When the confusion occasioned by the supposed accident had subsided, the General examined the papers taken out of the drawer, and missing a bank-note of five hundred pounds, and four of one hundred pounds each, concluded that the room had been fired for the purpose of concealing the robbery.
All the domestics in the house had lived many years in the General's service, and he had the firmest confidence in their fidelity; but in order to secure his property, and discover the author of the horrid fact, which he strongly suspected to have been committed by some person well acquainted with his house, he made application to the bank, where he learned that the note for five hundred pounds had been already changed for others of smaller value; and, from the description of the person who had changed it, his suspicions were fixed on Sampson.
It was now determined that Mr Camp, who had received the note, and Mr Lambert, who had delivered the smaller ones on Camp's ticket, should attend at the Duke of Richmond's house at an appointed hour.
The Duke sent a servant to Sampson's lodgings, desiring to see him on business; and he presently attended, and entered into conversation on different subjects with his Grace and General Conway.
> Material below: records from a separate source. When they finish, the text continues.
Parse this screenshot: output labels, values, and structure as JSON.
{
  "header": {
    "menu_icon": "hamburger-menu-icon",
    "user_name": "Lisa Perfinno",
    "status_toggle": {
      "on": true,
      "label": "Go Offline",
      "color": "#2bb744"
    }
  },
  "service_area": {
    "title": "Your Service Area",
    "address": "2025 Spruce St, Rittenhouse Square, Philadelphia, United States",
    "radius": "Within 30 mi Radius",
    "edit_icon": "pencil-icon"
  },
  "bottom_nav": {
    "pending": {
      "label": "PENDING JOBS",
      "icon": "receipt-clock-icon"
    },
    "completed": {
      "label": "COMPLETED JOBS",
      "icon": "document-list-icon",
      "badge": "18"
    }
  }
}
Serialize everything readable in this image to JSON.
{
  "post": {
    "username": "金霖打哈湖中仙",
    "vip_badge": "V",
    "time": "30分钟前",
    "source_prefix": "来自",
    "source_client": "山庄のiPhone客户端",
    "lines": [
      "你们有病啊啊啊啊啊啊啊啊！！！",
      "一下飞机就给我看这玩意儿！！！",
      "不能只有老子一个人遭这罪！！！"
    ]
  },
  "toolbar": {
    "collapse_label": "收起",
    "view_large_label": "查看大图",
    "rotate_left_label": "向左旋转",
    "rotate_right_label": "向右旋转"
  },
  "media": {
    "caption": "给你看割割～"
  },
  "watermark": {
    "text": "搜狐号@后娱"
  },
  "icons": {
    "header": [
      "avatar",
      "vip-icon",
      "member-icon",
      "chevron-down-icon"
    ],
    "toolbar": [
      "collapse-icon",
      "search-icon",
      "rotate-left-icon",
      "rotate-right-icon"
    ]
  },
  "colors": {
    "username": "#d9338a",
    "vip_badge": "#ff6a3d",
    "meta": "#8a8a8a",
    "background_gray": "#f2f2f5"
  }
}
The above-mentioned clerks of the bank were introduced, and, immediately recognising the person of Sampson, a signal was made that had been before agreed on; in consequence of which the General accused Sampson of the robbery and setting fire to the library. For some time he steadily denied the charge, but, finding no possibility of confuting the evidence of Camp and Lambert, he at length confessed all the particulars of his guilt.
Sampson's lodgings at Pimlico were searched, and the two notes received at the bank and the four stolen from the drawer of the writing-table were found. The delinquent, being taken before Sir John Fielding, was committed to Newgate in order for trial, which came on at the following sessions at the Old Bailey, when he was convicted, and sentenced to be hanged.
While he remained in Newgate he regularly attended prayers in the chapel, and on the morning of his execution he received the Sacrament. The passage of carriages being obstructed by the pavement being broken up in Holborn, Sampson was conveyed through Smithfield, Cow Cross, Turnmill Street and the King's Road to Tyburn, where he acknowledged the justice of his sentence, and, after some time employed in prayer, suffered the punishment due to his offences, on 11th March, 1768.